If that was all based on a false premise, then that’s sure to breed some resentment among the ranks.
The compensation model itself has also been a catalyst behind the explosive heights executive pay has reached over the last decade. In fact, just last year in 2013, average pay for a CEO eclipsed the $10 million per year mark, an increase of 8.8 percent from the previous year according to Politico‘s calculations. So, as executive pay has gone through the roof, everyone else has been stuck with stagnating wages. In fact, the average CEO makes 257 times what the average employee pulls in.
If you’re wondering how income inequality seemingly becomes worse and worse every year, pay-for-performance models would be one of the culprits.

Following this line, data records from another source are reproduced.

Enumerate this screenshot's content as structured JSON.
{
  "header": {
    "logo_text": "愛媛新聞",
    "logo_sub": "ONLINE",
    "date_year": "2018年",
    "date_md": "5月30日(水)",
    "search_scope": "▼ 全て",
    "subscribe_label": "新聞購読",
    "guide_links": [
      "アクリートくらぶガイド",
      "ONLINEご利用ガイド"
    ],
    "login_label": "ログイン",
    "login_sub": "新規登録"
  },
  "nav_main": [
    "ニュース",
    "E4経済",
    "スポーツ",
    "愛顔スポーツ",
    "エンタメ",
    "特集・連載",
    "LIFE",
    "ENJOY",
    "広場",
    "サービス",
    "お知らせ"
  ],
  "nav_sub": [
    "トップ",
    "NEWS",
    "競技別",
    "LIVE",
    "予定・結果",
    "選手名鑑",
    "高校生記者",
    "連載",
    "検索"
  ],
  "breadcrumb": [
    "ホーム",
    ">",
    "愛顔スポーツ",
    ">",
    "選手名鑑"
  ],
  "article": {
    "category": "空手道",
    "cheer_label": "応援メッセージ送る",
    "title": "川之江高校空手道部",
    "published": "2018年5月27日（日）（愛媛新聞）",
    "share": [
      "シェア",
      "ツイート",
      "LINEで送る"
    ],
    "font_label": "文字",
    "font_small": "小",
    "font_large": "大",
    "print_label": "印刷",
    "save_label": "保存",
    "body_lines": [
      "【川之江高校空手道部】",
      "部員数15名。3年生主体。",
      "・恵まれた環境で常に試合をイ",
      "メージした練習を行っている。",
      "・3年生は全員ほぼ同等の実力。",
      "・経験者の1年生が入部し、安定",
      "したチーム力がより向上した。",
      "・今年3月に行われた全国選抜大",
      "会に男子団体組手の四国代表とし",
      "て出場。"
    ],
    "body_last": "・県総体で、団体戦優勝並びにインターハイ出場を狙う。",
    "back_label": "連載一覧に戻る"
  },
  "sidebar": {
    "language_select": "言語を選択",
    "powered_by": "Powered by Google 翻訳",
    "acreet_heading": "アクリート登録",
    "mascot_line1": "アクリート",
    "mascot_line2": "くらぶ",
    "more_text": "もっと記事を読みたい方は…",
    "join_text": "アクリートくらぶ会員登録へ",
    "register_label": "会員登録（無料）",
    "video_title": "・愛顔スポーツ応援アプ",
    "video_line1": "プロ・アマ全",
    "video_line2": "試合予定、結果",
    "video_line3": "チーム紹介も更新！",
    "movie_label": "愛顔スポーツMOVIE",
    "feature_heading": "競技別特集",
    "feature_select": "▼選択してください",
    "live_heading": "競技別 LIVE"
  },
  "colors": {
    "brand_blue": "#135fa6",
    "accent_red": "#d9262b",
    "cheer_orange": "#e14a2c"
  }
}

Also, a major issue within this type of compensation framework is the fact that, since their pay is coming in the form of stock, many executives decide that increasing the value of a company’s shares is the most important function of their job. Sure, this is one of the major tenements of any company leader, to produce more value for the shareholders, but when it involves risking the long-term future of a company in order to see the stock price jump a few points, is that really what investors want to see?
By focusing on short-term growth and profit boosting techniques, executives can engage in riskier behavior than they might otherwise. There are reasons for this, as many might fear for their job if positive growth isn’t shown from quarter to quarter, and shareholders can grow restless. So there is pressure to perform. Of course, by tying the pay of the executives themselves to the shareholder’s gains, it greatly improves the chance that earnings will be increased, despite the cost in the long run.
Not only is jeopardizing the long-term integrity of the world’s biggest companies in order to post short-term profit gains unwise, it also can have enormous costs on the rest of the economy. The thousands of individuals that make up the backbone of most companies are not sharing in the gains that have been captured, thus seeing their own purchasing power degrade as wages remain stagnate and the cost of living continues to increase.
The problem is most prevalent in the technology sector, followed by services and consumer goods, according to figures compiled by Equilar. As indicated in the chart above, executives in the tech industry receive a very high portion of their compensation in stock, thereby magnifying the importance of seeing the stock price increase. This may be a factor in why we’re seeing the tech industry continue to bubble up, as well as why so many tech startups and businesses eventually come crashing down.
In the end, what does it all mean, and what can be done about it?
Well, the data, and the visualization of the results on the chart mentioned before, may have board members and shareholders thinking twice about the merits and validity of the pay-for-performance model. Now that there is some statistical proof of the idea’s shortcomings, the model itself should see some phasing-out, once and for all.